[[ AVAILABLE DATA, beginning ]]
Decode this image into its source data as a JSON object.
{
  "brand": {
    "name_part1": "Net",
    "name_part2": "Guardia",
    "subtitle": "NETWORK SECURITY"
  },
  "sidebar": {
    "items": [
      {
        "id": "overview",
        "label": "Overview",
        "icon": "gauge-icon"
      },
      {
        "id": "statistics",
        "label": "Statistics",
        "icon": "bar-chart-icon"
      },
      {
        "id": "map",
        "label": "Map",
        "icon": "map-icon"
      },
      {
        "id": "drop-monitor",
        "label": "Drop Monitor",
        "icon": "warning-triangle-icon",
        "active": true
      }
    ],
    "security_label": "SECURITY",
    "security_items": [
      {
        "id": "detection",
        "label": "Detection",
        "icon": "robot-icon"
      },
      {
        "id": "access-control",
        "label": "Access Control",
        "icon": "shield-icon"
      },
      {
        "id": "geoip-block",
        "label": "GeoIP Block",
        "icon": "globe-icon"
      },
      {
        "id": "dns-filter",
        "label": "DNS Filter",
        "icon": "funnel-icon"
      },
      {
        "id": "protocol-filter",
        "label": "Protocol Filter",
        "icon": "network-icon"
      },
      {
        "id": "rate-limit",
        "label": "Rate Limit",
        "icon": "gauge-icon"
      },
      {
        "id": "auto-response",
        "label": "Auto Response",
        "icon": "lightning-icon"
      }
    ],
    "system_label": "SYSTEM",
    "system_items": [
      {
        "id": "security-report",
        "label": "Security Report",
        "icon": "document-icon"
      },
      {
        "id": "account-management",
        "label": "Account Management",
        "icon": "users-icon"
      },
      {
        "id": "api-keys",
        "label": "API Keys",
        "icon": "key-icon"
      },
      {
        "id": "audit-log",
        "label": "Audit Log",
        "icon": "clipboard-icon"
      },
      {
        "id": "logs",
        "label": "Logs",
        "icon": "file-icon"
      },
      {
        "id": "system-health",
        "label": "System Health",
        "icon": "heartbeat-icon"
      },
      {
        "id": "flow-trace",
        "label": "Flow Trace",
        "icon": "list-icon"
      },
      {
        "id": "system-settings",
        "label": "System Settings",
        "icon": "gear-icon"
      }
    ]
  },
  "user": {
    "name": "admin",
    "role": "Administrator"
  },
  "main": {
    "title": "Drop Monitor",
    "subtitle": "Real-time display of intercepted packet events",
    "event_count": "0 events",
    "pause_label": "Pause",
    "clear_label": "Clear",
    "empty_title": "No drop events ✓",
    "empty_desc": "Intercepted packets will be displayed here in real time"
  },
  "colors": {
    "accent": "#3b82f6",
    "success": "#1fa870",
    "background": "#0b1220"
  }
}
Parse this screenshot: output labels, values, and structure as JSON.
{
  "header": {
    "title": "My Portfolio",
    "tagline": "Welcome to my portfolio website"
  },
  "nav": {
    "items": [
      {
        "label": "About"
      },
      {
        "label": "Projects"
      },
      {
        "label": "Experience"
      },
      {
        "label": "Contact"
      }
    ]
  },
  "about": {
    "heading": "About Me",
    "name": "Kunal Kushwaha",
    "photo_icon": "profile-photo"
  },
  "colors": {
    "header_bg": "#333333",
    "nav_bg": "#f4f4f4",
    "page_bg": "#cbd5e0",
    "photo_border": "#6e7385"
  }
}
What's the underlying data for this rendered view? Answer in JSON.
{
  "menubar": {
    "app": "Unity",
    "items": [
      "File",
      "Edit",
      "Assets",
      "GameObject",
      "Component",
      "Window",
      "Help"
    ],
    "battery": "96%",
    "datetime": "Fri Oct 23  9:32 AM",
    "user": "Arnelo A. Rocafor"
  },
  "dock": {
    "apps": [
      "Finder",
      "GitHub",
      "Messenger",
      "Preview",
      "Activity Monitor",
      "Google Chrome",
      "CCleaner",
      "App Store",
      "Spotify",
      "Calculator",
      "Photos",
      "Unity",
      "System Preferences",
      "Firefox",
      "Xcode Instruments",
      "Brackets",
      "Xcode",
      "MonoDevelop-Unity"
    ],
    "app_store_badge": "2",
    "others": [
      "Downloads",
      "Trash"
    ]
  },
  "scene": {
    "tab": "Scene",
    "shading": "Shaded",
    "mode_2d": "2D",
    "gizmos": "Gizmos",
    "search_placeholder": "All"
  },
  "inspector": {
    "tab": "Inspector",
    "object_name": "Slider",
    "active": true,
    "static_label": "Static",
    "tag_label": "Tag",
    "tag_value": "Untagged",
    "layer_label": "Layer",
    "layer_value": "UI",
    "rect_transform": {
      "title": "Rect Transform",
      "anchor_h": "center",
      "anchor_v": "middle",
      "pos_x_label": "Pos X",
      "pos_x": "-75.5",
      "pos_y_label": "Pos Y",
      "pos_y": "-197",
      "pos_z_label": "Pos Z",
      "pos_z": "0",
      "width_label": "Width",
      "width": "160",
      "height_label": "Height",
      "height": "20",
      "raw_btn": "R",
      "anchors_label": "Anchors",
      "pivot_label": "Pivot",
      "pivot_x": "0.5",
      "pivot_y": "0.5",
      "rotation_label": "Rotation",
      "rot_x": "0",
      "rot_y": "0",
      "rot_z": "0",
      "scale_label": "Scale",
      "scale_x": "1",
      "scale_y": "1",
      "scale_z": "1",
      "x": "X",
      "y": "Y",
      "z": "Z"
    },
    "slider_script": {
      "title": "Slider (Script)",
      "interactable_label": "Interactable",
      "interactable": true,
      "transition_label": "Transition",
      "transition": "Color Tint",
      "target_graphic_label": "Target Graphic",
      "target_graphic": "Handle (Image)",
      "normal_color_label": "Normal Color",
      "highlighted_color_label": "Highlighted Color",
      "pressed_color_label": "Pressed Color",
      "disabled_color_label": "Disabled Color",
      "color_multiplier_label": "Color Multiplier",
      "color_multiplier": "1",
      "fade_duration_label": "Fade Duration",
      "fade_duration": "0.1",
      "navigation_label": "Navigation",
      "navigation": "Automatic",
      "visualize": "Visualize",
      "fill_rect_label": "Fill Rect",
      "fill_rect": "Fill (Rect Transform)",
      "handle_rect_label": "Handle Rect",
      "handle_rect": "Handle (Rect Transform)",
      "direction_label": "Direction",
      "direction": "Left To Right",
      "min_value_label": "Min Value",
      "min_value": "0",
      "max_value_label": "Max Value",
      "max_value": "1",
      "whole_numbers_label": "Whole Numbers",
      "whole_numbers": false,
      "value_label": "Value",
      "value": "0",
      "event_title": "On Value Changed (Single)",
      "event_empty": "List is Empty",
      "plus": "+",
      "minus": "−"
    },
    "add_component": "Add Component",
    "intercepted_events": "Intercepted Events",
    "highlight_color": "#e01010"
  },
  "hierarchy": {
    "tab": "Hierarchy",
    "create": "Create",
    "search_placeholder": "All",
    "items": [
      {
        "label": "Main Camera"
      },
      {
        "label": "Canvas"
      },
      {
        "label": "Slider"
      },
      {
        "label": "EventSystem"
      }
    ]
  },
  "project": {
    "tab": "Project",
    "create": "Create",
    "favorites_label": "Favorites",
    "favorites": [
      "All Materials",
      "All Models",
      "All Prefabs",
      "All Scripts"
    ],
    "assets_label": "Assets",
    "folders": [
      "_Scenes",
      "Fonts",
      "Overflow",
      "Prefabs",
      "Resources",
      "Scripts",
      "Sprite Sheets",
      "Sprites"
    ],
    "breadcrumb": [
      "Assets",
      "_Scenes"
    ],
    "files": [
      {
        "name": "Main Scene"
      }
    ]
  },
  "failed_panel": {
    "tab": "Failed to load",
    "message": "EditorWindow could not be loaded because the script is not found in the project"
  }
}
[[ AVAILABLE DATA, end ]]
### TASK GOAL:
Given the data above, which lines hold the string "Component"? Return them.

### EXPECTED OUTPUT:
      "Component",
    "add_component": "Add Component",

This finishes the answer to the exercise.